Go over the entries and report the lines where the word "icon" occurs.
━━━ DATA SUPPLIED ━━━
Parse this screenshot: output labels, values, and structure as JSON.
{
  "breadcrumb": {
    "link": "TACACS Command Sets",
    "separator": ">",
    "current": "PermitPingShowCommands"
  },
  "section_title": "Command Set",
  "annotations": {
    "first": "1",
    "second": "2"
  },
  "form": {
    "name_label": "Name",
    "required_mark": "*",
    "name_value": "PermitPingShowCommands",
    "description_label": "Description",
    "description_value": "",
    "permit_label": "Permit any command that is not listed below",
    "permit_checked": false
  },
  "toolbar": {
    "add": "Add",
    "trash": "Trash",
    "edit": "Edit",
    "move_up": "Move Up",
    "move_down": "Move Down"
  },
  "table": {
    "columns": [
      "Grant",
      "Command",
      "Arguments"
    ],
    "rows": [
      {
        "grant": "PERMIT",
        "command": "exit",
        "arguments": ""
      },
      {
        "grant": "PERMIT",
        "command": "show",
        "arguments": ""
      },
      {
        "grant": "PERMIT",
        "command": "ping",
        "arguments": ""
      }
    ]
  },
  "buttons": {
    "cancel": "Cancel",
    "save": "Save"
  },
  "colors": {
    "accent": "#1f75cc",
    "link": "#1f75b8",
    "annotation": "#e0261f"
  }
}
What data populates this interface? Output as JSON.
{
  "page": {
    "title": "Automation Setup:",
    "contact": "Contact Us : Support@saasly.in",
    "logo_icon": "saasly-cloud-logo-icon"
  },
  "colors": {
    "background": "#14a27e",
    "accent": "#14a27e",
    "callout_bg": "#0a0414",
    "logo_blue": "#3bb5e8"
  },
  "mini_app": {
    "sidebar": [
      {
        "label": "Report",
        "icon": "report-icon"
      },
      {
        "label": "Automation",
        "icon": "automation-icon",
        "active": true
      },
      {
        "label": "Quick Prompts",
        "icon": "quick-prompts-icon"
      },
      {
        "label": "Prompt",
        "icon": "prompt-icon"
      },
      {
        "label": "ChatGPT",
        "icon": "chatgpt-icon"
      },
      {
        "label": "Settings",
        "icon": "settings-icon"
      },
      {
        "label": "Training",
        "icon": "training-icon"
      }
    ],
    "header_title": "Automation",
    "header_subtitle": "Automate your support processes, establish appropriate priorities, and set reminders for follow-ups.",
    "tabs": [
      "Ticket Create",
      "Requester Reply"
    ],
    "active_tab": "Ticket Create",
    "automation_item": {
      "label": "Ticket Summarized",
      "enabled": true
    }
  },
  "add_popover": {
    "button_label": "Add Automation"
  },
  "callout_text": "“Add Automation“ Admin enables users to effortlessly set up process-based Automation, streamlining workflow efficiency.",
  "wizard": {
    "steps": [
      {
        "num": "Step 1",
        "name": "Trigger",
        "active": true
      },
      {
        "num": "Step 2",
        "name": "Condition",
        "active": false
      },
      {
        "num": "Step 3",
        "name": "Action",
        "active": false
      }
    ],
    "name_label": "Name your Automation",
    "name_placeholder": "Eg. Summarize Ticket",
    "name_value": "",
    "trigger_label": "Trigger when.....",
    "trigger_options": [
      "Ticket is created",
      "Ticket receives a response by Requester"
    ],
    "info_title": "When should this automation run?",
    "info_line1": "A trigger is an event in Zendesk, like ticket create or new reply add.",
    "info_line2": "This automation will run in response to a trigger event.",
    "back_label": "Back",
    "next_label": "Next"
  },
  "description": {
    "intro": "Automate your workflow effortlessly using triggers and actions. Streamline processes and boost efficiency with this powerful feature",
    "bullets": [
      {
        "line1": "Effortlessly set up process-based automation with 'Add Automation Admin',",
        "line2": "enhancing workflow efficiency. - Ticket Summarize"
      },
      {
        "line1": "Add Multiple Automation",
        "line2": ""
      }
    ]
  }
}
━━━
WRITTEN RESPONSE –
    "logo_icon": "saasly-cloud-logo-icon"
        "icon": "report-icon"
        "icon": "automation-icon",
        "icon": "quick-prompts-icon"
        "icon": "prompt-icon"
        "icon": "chatgpt-icon"
        "icon": "settings-icon"
        "icon": "training-icon"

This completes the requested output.